  • Recognizes African Americans’ value and struggles: Outside of the economic dimensions of reparations, advocates argue that reparations would give legitimacy to the role of African Americans in American history and expand awareness of it.

Opponents impugn it for being:

  • Unpopular and divisive, which may inflame racial tensions: Compensation forms of reparations are politically unpopular. In two recent polls, only 26% of voters supported payment- reparations. Reparations are especially unpopular among white voters and Republicans, but even Democratic voters are split on support for reparations. However, a 60% majority of African Americans support compensation for wrongs, which some argue would inflame tensions.
  • Unclear how to do it: Given the varying definitions, debates proliferate about what a reparations program would look like, who would benefit, who would pay, and how it would be funded. One challenge, for example, would be how to identify who are descendants of slaves.
  • Unfair to other marginalized groups: Some argue that a targeted policy supporting African Americans denies the fact that other immigrants and minorities face(d) discrimination – even though they weren’t slaves. Republicans also argue that reparations would divide the African American community into “descendants of slaves” and “non-descendants” who came after the end of slavery, fueling discord.
  • Has been solved: Republicans argue it is no longer a problem because of civil rights legislation, the election of President Barack Obama, and changes in criminal justice policies. Trump also points to the lowest African-American unemployment rate in history.
  • Better to focus on broader policies that tackle current challenges: Policies that would disproportionately help African Americans – like criminal justice and housing reform – poll much better than support for reparations. Political pragmatists argue not bundling these reforms underneath the moniker of “reparations” makes more sense. 
  • Why should I pay for sins from 150 years ago: Senate Majority Leader Mitch McConnell believes Americans today should not pay for the nation’s “original sin” that happened “150 years ago for whom none of us currently living are responsible.”

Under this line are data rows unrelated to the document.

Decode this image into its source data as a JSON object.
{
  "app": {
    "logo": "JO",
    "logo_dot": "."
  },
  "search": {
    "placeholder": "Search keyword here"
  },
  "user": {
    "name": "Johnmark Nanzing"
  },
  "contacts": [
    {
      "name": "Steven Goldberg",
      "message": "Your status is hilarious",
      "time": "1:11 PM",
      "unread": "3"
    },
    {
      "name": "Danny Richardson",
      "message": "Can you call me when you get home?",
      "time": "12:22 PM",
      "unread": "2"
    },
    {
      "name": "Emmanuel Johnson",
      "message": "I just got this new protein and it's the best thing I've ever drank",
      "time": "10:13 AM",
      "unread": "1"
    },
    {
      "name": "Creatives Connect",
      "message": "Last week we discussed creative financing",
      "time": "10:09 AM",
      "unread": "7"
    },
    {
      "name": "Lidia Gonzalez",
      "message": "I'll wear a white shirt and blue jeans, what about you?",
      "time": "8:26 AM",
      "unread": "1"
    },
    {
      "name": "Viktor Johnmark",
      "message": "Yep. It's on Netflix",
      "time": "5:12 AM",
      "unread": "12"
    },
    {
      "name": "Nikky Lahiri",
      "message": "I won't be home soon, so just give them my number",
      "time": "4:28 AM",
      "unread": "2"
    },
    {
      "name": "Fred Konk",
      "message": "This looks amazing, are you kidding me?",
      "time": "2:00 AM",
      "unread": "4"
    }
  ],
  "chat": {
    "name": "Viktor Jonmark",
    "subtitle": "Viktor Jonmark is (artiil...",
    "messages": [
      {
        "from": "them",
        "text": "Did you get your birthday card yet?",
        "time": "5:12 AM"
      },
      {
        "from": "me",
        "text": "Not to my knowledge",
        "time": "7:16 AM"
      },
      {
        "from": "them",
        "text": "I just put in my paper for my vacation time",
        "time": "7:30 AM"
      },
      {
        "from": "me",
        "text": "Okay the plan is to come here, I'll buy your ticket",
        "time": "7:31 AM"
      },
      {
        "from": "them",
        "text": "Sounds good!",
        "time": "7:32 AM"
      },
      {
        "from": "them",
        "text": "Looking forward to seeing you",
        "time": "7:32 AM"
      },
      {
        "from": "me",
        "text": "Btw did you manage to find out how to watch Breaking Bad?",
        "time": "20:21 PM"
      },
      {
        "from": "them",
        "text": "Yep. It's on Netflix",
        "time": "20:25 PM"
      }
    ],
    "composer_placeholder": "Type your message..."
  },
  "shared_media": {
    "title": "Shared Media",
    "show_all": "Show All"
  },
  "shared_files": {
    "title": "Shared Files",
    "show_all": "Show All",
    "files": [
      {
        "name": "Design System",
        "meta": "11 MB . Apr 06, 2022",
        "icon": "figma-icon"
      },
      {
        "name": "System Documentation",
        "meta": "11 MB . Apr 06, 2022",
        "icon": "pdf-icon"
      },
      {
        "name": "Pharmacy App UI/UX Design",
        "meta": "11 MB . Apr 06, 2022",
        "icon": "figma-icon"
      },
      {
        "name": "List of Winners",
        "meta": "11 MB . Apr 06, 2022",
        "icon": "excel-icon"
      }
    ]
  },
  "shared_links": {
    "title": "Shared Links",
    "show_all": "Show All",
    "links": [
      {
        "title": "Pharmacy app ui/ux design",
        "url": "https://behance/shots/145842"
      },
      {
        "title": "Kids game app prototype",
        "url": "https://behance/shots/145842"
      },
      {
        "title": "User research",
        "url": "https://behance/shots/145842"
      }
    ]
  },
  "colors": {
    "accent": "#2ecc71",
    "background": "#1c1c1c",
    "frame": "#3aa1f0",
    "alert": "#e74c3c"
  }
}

[1] These include Jim Crow, discriminatory private regulation, exclusionary housing practices, and denying access to social security or GI funding.

[2] Bernie Sanders, Pete Buttigieg, Joe Biden, Elizabeth Warren, Amy Klobuchar, and Michael Bloomberg. Of the candidates who have dropped out, only Marianne Williamson and Tom Steyer have called for payments to descendants of slaves. 

[3] Buttigieg wants to reduce the number of Americans incarcerated by half; triple the number of entrepreneurs from underserved areas and particularly entrepreneurs of color within 10 years, which he says would create 3 million jobs and $660 billion in new wealth for black communities. 

[4] The act would create a housing program that would offer special financial aid to first-time homebuyers in communities affected by redlining, a form of housing discrimination that classified predominantly black communities and homebuyers as “hazardous” and undesirable, a designation that led to extremely high — if not outright prohibitive — costs of loans to black homebuyers.